[WHAT YOU NEED TO DO]
Please copy out all lines of the entries that contain the word "name".

[Excerpts from an interface dataset]
--- START ---

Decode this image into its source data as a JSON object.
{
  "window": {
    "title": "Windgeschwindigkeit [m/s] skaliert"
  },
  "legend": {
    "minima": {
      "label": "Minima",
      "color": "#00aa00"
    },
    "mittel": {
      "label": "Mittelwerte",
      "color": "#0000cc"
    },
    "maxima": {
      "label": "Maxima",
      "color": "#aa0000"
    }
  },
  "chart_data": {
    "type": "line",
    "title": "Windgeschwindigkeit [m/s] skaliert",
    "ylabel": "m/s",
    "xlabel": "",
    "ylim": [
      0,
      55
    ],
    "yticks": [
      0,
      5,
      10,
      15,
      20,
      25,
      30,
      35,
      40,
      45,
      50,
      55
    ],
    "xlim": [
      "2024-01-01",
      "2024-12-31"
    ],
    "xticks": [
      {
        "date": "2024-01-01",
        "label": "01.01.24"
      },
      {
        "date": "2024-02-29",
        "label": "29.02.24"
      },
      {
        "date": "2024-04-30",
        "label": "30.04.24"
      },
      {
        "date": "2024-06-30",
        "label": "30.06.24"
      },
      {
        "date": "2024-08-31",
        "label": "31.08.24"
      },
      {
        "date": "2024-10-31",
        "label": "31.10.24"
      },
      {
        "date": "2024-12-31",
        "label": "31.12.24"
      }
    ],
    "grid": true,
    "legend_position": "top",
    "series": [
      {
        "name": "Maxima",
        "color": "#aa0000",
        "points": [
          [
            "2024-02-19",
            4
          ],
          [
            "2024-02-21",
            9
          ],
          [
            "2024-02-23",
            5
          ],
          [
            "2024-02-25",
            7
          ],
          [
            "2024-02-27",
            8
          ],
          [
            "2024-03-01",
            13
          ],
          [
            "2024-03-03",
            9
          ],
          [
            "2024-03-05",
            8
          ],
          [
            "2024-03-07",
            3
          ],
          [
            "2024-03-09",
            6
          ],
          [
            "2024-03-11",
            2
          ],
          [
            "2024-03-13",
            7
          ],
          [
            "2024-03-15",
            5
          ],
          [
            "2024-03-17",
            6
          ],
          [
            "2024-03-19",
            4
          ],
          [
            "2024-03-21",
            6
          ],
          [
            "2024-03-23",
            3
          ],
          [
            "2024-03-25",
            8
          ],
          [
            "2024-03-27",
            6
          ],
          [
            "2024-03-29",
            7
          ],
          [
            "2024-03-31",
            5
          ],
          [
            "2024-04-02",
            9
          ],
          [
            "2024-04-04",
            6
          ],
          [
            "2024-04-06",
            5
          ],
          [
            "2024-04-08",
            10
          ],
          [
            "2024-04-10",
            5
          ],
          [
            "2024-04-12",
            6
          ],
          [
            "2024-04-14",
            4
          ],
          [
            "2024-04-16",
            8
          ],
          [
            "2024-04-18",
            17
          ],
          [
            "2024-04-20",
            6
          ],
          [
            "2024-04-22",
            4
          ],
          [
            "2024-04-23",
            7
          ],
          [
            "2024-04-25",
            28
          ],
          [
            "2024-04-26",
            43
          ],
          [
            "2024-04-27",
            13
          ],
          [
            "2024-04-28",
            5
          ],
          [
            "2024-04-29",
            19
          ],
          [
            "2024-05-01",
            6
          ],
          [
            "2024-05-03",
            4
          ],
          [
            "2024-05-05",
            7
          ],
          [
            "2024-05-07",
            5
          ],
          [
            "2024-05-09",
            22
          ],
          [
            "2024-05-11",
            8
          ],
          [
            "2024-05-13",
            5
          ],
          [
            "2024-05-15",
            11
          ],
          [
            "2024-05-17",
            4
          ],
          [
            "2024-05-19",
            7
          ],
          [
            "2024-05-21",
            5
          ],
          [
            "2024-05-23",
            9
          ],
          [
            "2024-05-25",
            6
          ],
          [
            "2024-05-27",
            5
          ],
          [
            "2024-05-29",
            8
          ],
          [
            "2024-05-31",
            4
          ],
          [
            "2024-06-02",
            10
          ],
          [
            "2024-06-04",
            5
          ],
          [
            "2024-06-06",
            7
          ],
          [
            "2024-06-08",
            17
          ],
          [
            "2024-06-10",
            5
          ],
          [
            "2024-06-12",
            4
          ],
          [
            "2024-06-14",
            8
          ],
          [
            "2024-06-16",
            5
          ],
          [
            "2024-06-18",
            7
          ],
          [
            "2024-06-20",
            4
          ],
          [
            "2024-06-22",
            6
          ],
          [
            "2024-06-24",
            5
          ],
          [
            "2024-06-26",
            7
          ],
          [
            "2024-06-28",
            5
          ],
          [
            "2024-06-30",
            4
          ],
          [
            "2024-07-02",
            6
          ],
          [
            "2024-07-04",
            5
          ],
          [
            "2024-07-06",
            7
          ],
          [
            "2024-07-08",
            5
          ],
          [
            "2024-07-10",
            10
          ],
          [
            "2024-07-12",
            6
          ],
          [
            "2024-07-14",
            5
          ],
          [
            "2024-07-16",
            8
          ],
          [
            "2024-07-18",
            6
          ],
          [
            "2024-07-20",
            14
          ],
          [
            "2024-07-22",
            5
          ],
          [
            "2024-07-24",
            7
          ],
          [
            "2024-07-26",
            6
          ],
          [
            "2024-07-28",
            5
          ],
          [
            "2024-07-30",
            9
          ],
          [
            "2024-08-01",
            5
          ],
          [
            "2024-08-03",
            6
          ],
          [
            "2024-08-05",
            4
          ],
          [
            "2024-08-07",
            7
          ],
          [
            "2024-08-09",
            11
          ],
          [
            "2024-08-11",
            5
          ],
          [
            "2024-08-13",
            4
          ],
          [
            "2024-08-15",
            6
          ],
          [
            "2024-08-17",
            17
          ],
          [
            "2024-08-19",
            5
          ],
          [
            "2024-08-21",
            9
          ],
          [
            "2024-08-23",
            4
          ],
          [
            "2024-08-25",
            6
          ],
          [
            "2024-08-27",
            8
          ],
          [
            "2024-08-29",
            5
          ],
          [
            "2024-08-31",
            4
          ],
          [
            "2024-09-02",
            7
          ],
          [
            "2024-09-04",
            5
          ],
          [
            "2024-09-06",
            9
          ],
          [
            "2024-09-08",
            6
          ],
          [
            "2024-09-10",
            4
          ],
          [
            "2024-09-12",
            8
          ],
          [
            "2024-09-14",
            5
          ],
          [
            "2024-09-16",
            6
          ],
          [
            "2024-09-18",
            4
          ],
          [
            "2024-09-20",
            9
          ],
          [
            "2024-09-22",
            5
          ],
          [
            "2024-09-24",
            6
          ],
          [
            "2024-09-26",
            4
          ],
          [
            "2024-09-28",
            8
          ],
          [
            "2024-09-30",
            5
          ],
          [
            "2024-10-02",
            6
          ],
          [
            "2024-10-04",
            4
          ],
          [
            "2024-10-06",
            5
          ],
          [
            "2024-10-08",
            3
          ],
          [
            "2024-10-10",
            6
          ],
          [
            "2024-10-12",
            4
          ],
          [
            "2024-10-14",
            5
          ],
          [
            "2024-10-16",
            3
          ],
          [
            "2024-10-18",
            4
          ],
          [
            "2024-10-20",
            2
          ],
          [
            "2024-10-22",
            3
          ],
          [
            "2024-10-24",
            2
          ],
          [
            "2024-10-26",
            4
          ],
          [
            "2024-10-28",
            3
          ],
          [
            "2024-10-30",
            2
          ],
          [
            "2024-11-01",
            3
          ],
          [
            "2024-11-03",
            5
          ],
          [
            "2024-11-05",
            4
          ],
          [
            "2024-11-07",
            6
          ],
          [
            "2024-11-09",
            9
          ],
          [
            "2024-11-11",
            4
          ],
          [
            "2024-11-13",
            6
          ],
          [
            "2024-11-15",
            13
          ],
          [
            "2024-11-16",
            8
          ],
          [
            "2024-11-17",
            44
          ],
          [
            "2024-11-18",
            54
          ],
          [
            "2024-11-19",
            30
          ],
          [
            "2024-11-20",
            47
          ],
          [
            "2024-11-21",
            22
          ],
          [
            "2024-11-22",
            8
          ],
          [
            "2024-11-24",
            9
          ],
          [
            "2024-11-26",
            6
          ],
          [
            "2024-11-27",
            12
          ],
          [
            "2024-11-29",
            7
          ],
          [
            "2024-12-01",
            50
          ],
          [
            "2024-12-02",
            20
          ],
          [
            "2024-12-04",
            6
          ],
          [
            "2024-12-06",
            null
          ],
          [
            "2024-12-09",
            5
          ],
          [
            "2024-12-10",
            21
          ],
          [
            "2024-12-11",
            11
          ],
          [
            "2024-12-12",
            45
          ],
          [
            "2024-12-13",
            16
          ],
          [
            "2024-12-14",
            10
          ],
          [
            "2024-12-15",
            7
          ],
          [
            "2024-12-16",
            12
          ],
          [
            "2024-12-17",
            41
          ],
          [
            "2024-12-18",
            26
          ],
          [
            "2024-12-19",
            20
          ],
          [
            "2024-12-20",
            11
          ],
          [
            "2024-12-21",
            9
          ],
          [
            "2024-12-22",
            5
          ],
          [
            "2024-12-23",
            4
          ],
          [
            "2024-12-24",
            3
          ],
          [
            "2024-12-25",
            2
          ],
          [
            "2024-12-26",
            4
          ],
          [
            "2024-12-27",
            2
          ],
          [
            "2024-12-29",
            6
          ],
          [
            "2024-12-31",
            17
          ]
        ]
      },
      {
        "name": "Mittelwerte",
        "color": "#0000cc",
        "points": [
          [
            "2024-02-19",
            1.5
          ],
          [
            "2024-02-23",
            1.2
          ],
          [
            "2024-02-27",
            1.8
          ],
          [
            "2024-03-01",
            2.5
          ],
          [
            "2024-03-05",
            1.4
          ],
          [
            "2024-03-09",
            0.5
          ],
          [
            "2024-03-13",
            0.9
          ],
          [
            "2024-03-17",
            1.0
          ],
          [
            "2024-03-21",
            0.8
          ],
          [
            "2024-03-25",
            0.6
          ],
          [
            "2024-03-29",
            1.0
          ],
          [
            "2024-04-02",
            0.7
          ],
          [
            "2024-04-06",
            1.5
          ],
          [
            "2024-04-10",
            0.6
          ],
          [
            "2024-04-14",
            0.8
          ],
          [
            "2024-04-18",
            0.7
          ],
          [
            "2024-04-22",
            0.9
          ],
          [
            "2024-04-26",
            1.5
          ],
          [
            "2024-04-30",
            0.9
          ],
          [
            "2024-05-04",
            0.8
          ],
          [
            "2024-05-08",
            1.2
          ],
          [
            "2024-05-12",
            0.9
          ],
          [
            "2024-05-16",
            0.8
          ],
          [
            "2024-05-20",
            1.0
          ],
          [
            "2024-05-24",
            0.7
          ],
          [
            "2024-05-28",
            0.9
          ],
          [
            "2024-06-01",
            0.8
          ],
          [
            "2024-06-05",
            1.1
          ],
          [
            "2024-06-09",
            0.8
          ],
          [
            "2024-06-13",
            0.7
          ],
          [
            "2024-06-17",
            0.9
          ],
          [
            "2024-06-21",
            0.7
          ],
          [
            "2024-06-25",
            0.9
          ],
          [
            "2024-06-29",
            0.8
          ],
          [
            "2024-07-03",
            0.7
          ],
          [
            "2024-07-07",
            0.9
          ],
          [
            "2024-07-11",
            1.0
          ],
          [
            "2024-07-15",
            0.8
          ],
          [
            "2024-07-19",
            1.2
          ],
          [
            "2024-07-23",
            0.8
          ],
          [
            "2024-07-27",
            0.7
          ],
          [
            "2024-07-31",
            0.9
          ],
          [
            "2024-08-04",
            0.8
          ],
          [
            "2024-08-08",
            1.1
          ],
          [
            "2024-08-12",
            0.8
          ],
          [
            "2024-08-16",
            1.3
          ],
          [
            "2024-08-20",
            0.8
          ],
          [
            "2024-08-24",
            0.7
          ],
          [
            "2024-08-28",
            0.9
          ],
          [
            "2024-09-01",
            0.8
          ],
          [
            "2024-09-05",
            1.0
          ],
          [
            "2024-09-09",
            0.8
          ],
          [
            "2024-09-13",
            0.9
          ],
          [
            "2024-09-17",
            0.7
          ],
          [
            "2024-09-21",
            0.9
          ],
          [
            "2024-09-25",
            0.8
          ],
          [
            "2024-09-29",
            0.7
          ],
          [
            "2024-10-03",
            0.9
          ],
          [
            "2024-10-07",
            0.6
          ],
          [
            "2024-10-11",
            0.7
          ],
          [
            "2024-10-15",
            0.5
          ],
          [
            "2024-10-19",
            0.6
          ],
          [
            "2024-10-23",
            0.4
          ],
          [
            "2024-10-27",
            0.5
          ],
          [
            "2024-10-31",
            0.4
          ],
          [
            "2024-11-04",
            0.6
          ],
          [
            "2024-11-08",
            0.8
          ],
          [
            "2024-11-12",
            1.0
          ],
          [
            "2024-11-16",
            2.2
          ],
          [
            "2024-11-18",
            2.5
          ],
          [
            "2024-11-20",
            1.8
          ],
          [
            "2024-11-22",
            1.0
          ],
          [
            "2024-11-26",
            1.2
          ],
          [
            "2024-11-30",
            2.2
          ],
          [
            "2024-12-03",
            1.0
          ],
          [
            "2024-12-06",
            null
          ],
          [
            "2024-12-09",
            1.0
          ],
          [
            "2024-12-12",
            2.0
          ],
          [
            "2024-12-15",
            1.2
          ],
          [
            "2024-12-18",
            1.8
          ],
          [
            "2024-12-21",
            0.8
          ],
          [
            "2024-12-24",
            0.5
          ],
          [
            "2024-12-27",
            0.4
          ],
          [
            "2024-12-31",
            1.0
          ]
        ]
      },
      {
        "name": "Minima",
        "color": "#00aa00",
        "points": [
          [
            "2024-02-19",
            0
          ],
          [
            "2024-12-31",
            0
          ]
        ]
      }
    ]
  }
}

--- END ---

[RESULT FOR THIS EXERCISE]
        "name": "Maxima",
        "name": "Mittelwerte",
        "name": "Minima",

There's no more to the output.